**TASK PROMPT:**
Set down a faithful copy of every record, and skip the pictures in it.

**RECORDS SHOWN:**
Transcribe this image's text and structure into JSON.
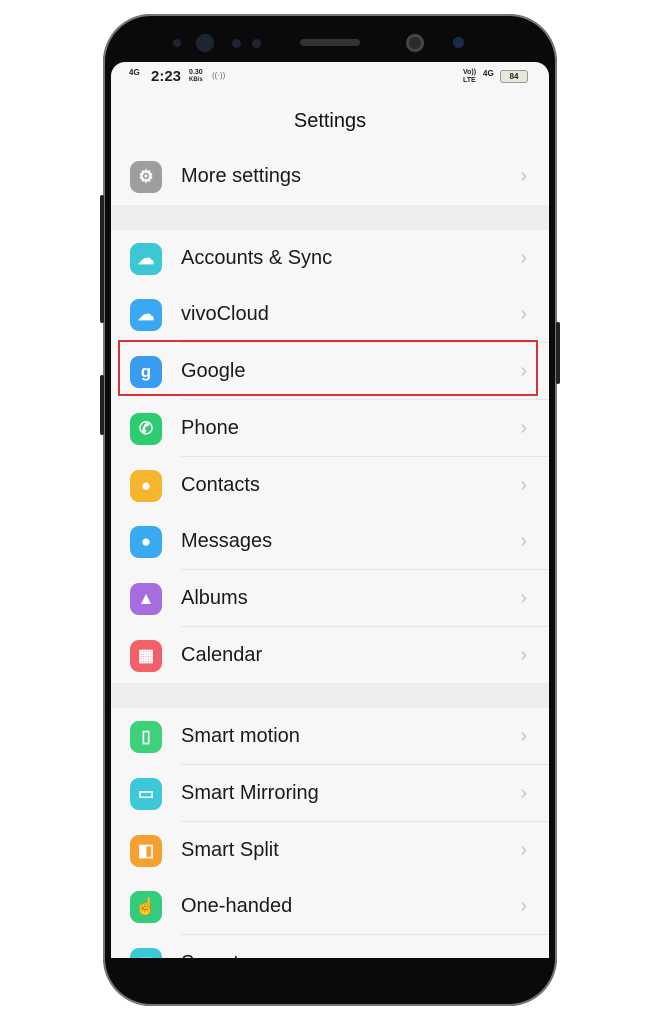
{
  "status_bar": {
    "network": "4G",
    "time": "2:23",
    "speed": "0.30",
    "speed_unit": "KB/s",
    "volte": "Vo)) LTE",
    "network_right": "4G",
    "battery": "84"
  },
  "header": {
    "title": "Settings"
  },
  "sections": [
    [
      {
        "label": "More settings",
        "icon": "gear-icon",
        "color": "#9e9e9e"
      }
    ],
    [
      {
        "label": "Accounts & Sync",
        "icon": "cloud-sync-icon",
        "color": "#3cc7d6"
      },
      {
        "label": "vivoCloud",
        "icon": "cloud-icon",
        "color": "#39a8f0"
      },
      {
        "label": "Google",
        "icon": "google-icon",
        "color": "#3a9cf0",
        "highlighted": true
      },
      {
        "label": "Phone",
        "icon": "phone-icon",
        "color": "#2ecc71"
      },
      {
        "label": "Contacts",
        "icon": "contact-icon",
        "color": "#f5b52e"
      },
      {
        "label": "Messages",
        "icon": "message-icon",
        "color": "#3ba9f0"
      },
      {
        "label": "Albums",
        "icon": "image-icon",
        "color": "#a56de0"
      },
      {
        "label": "Calendar",
        "icon": "calendar-icon",
        "color": "#f0616a"
      }
    ],
    [
      {
        "label": "Smart motion",
        "icon": "smart-motion-icon",
        "color": "#3dd17a"
      },
      {
        "label": "Smart Mirroring",
        "icon": "mirroring-icon",
        "color": "#3cc8d8"
      },
      {
        "label": "Smart Split",
        "icon": "split-icon",
        "color": "#f5a030"
      },
      {
        "label": "One-handed",
        "icon": "hand-icon",
        "color": "#34cc7a"
      },
      {
        "label": "S-capture",
        "icon": "screenshot-icon",
        "color": "#3cc8d8"
      }
    ]
  ],
  "glyphs": {
    "gear-icon": "⚙",
    "cloud-sync-icon": "☁",
    "cloud-icon": "☁",
    "google-icon": "g",
    "phone-icon": "✆",
    "contact-icon": "●",
    "message-icon": "●",
    "image-icon": "▲",
    "calendar-icon": "▦",
    "smart-motion-icon": "▯",
    "mirroring-icon": "▭",
    "split-icon": "◧",
    "hand-icon": "☝",
    "screenshot-icon": "▣"
  },
  "chevron": "›"
}
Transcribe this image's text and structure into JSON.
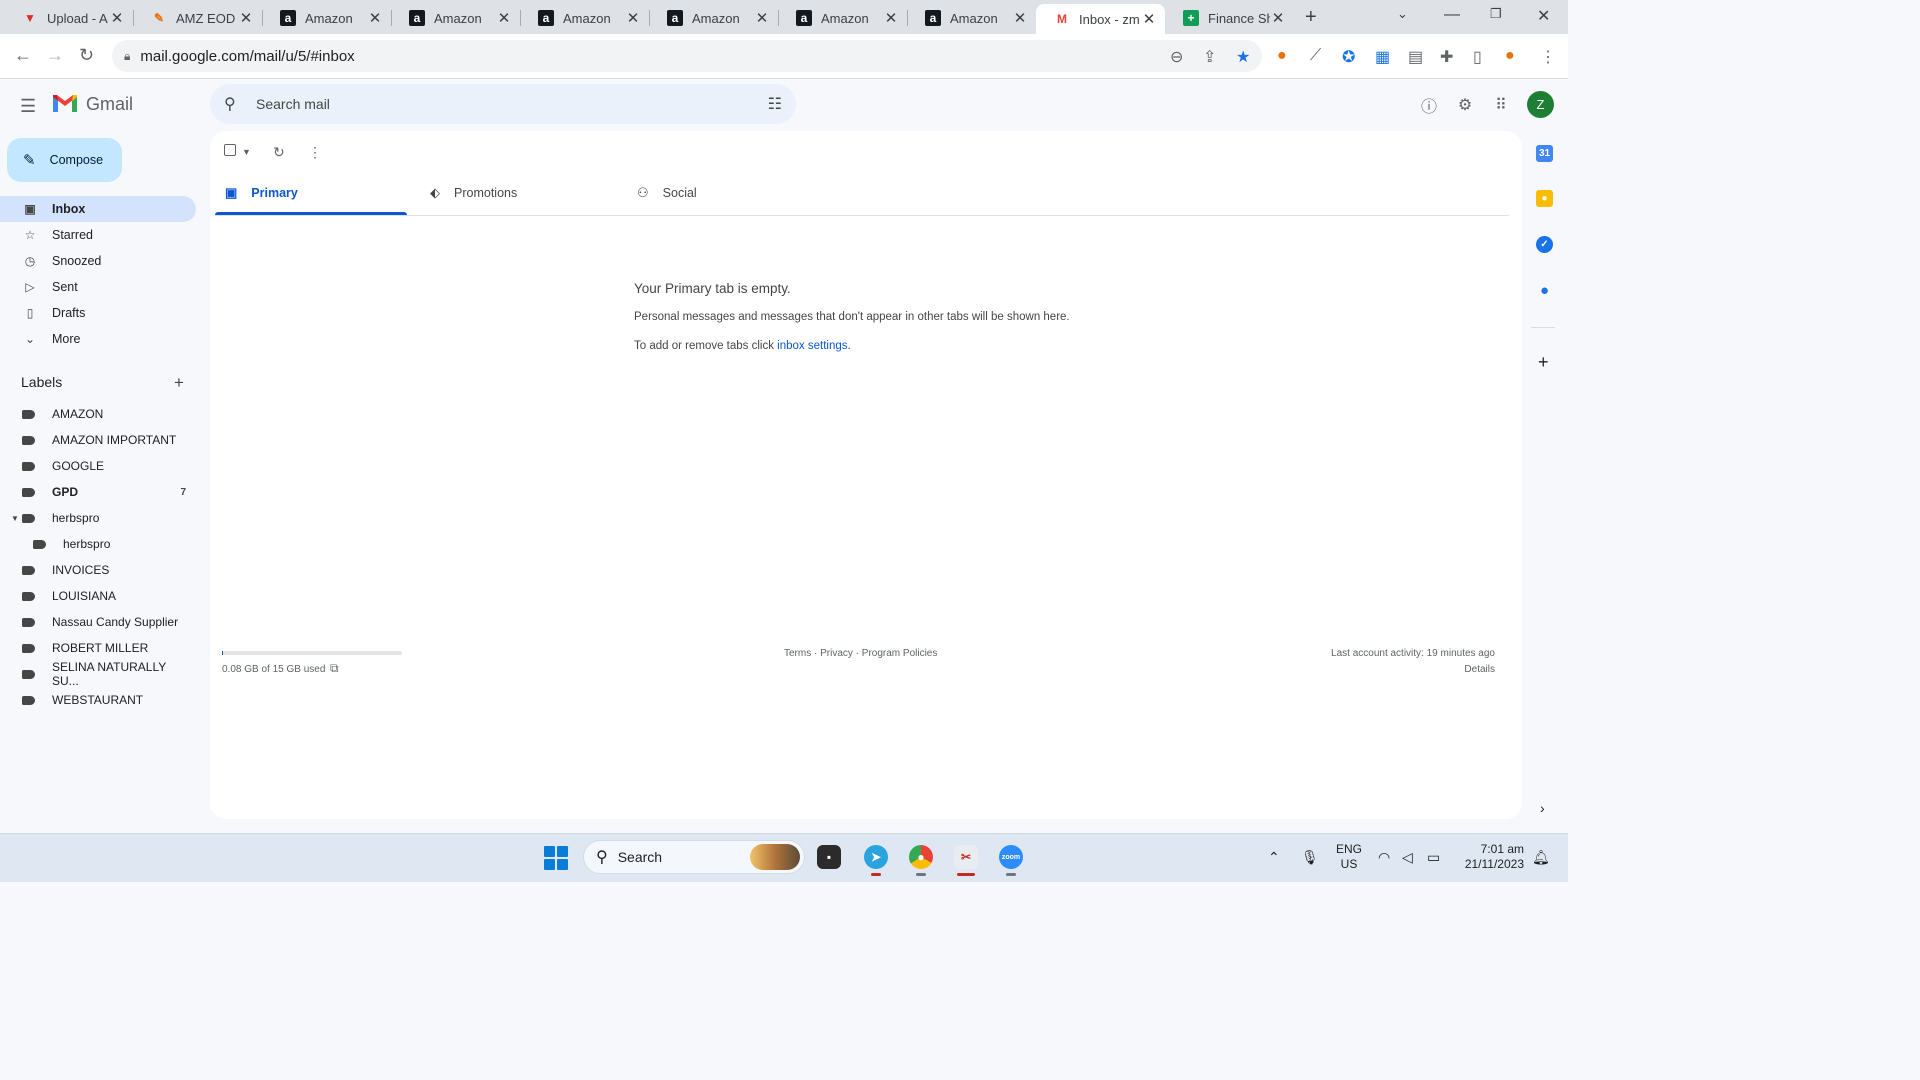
{
  "browser": {
    "tabs": [
      {
        "title": "Upload - A",
        "icon": "upload-favicon"
      },
      {
        "title": "AMZ EOD I",
        "icon": "eod-favicon"
      },
      {
        "title": "Amazon",
        "icon": "amazon-favicon"
      },
      {
        "title": "Amazon",
        "icon": "amazon-favicon"
      },
      {
        "title": "Amazon",
        "icon": "amazon-favicon"
      },
      {
        "title": "Amazon",
        "icon": "amazon-favicon"
      },
      {
        "title": "Amazon",
        "icon": "amazon-favicon"
      },
      {
        "title": "Amazon",
        "icon": "amazon-favicon"
      },
      {
        "title": "Inbox - zm",
        "icon": "gmail-favicon"
      },
      {
        "title": "Finance Sh",
        "icon": "sheets-favicon"
      }
    ],
    "active_tab_index": 8,
    "url": "mail.google.com/mail/u/5/#inbox"
  },
  "gmail": {
    "app_name": "Gmail",
    "search_placeholder": "Search mail",
    "avatar_letter": "Z",
    "compose_label": "Compose",
    "nav": [
      {
        "label": "Inbox",
        "icon": "inbox-icon",
        "active": true
      },
      {
        "label": "Starred",
        "icon": "star-icon"
      },
      {
        "label": "Snoozed",
        "icon": "clock-icon"
      },
      {
        "label": "Sent",
        "icon": "send-icon"
      },
      {
        "label": "Drafts",
        "icon": "draft-icon"
      },
      {
        "label": "More",
        "icon": "chevron-down-icon"
      }
    ],
    "labels_title": "Labels",
    "labels": [
      {
        "name": "AMAZON"
      },
      {
        "name": "AMAZON IMPORTANT"
      },
      {
        "name": "GOOGLE"
      },
      {
        "name": "GPD",
        "count": "7",
        "bold": true
      },
      {
        "name": "herbspro",
        "expanded": true
      },
      {
        "name": "herbspro",
        "child": true
      },
      {
        "name": "INVOICES"
      },
      {
        "name": "LOUISIANA"
      },
      {
        "name": "Nassau Candy Supplier"
      },
      {
        "name": "ROBERT MILLER"
      },
      {
        "name": "SELINA NATURALLY SU..."
      },
      {
        "name": "WEBSTAURANT"
      }
    ],
    "category_tabs": [
      {
        "label": "Primary",
        "icon": "inbox-icon",
        "active": true
      },
      {
        "label": "Promotions",
        "icon": "tag-icon"
      },
      {
        "label": "Social",
        "icon": "people-icon"
      }
    ],
    "empty_state": {
      "title": "Your Primary tab is empty.",
      "line1": "Personal messages and messages that don't appear in other tabs will be shown here.",
      "line2_prefix": "To add or remove tabs click ",
      "line2_link": "inbox settings",
      "line2_suffix": "."
    },
    "footer": {
      "storage_text": "0.08 GB of 15 GB used",
      "storage_fraction": 0.005,
      "links": "Terms · Privacy · Program Policies",
      "last_activity": "Last account activity: 19 minutes ago",
      "details": "Details"
    }
  },
  "taskbar": {
    "search_label": "Search",
    "lang_line1": "ENG",
    "lang_line2": "US",
    "time": "7:01 am",
    "date": "21/11/2023"
  },
  "colors": {
    "accent": "#0b57d0",
    "active_nav_bg": "#d3e3fd",
    "compose_bg": "#c2e7ff",
    "page_bg": "#f6f8fc",
    "avatar_bg": "#1e7e34"
  }
}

**RESULT OF THIS TASK:**
Transcribe this image's text and structure into JSON.
{
  "status_bar": {
    "network": "4G",
    "time": "2:23",
    "speed": "0.30",
    "speed_unit": "KB/s",
    "volte": "Vo)) LTE",
    "network_right": "4G",
    "battery": "84"
  },
  "header": {
    "title": "Settings"
  },
  "sections": [
    [
      {
        "label": "More settings",
        "icon": "gear-icon",
        "color": "#9e9e9e"
      }
    ],
    [
      {
        "label": "Accounts & Sync",
        "icon": "cloud-sync-icon",
        "color": "#3cc7d6"
      },
      {
        "label": "vivoCloud",
        "icon": "cloud-icon",
        "color": "#39a8f0"
      },
      {
        "label": "Google",
        "icon": "google-icon",
        "color": "#3a9cf0",
        "highlighted": true
      },
      {
        "label": "Phone",
        "icon": "phone-icon",
        "color": "#2ecc71"
      },
      {
        "label": "Contacts",
        "icon": "contact-icon",
        "color": "#f5b52e"
      },
      {
        "label": "Messages",
        "icon": "message-icon",
        "color": "#3ba9f0"
      },
      {
        "label": "Albums",
        "icon": "image-icon",
        "color": "#a56de0"
      },
      {
        "label": "Calendar",
        "icon": "calendar-icon",
        "color": "#f0616a"
      }
    ],
    [
      {
        "label": "Smart motion",
        "icon": "smart-motion-icon",
        "color": "#3dd17a"
      },
      {
        "label": "Smart Mirroring",
        "icon": "mirroring-icon",
        "color": "#3cc8d8"
      },
      {
        "label": "Smart Split",
        "icon": "split-icon",
        "color": "#f5a030"
      },
      {
        "label": "One-handed",
        "icon": "hand-icon",
        "color": "#34cc7a"
      },
      {
        "label": "S-capture",
        "icon": "screenshot-icon",
        "color": "#3cc8d8"
      }
    ]
  ],
  "glyphs": {
    "gear-icon": "⚙",
    "cloud-sync-icon": "☁",
    "cloud-icon": "☁",
    "google-icon": "g",
    "phone-icon": "✆",
    "contact-icon": "●",
    "message-icon": "●",
    "image-icon": "▲",
    "calendar-icon": "▦",
    "smart-motion-icon": "▯",
    "mirroring-icon": "▭",
    "split-icon": "◧",
    "hand-icon": "☝",
    "screenshot-icon": "▣"
  },
  "chevron": "›"
}
Transcribe this image's text and structure into JSON.
{
  "browser": {
    "tabs": [
      {
        "title": "Upload - A",
        "icon": "upload-favicon"
      },
      {
        "title": "AMZ EOD I",
        "icon": "eod-favicon"
      },
      {
        "title": "Amazon",
        "icon": "amazon-favicon"
      },
      {
        "title": "Amazon",
        "icon": "amazon-favicon"
      },
      {
        "title": "Amazon",
        "icon": "amazon-favicon"
      },
      {
        "title": "Amazon",
        "icon": "amazon-favicon"
      },
      {
        "title": "Amazon",
        "icon": "amazon-favicon"
      },
      {
        "title": "Amazon",
        "icon": "amazon-favicon"
      },
      {
        "title": "Inbox - zm",
        "icon": "gmail-favicon"
      },
      {
        "title": "Finance Sh",
        "icon": "sheets-favicon"
      }
    ],
    "active_tab_index": 8,
    "url": "mail.google.com/mail/u/5/#inbox"
  },
  "gmail": {
    "app_name": "Gmail",
    "search_placeholder": "Search mail",
    "avatar_letter": "Z",
    "compose_label": "Compose",
    "nav": [
      {
        "label": "Inbox",
        "icon": "inbox-icon",
        "active": true
      },
      {
        "label": "Starred",
        "icon": "star-icon"
      },
      {
        "label": "Snoozed",
        "icon": "clock-icon"
      },
      {
        "label": "Sent",
        "icon": "send-icon"
      },
      {
        "label": "Drafts",
        "icon": "draft-icon"
      },
      {
        "label": "More",
        "icon": "chevron-down-icon"
      }
    ],
    "labels_title": "Labels",
    "labels": [
      {
        "name": "AMAZON"
      },
      {
        "name": "AMAZON IMPORTANT"
      },
      {
        "name": "GOOGLE"
      },
      {
        "name": "GPD",
        "count": "7",
        "bold": true
      },
      {
        "name": "herbspro",
        "expanded": true
      },
      {
        "name": "herbspro",
        "child": true
      },
      {
        "name": "INVOICES"
      },
      {
        "name": "LOUISIANA"
      },
      {
        "name": "Nassau Candy Supplier"
      },
      {
        "name": "ROBERT MILLER"
      },
      {
        "name": "SELINA NATURALLY SU..."
      },
      {
        "name": "WEBSTAURANT"
      }
    ],
    "category_tabs": [
      {
        "label": "Primary",
        "icon": "inbox-icon",
        "active": true
      },
      {
        "label": "Promotions",
        "icon": "tag-icon"
      },
      {
        "label": "Social",
        "icon": "people-icon"
      }
    ],
    "empty_state": {
      "title": "Your Primary tab is empty.",
      "line1": "Personal messages and messages that don't appear in other tabs will be shown here.",
      "line2_prefix": "To add or remove tabs click ",
      "line2_link": "inbox settings",
      "line2_suffix": "."
    },
    "footer": {
      "storage_text": "0.08 GB of 15 GB used",
      "storage_fraction": 0.005,
      "links": "Terms · Privacy · Program Policies",
      "last_activity": "Last account activity: 19 minutes ago",
      "details": "Details"
    }
  },
  "taskbar": {
    "search_label": "Search",
    "lang_line1": "ENG",
    "lang_line2": "US",
    "time": "7:01 am",
    "date": "21/11/2023"
  },
  "colors": {
    "accent": "#0b57d0",
    "active_nav_bg": "#d3e3fd",
    "compose_bg": "#c2e7ff",
    "page_bg": "#f6f8fc",
    "avatar_bg": "#1e7e34"
  }
}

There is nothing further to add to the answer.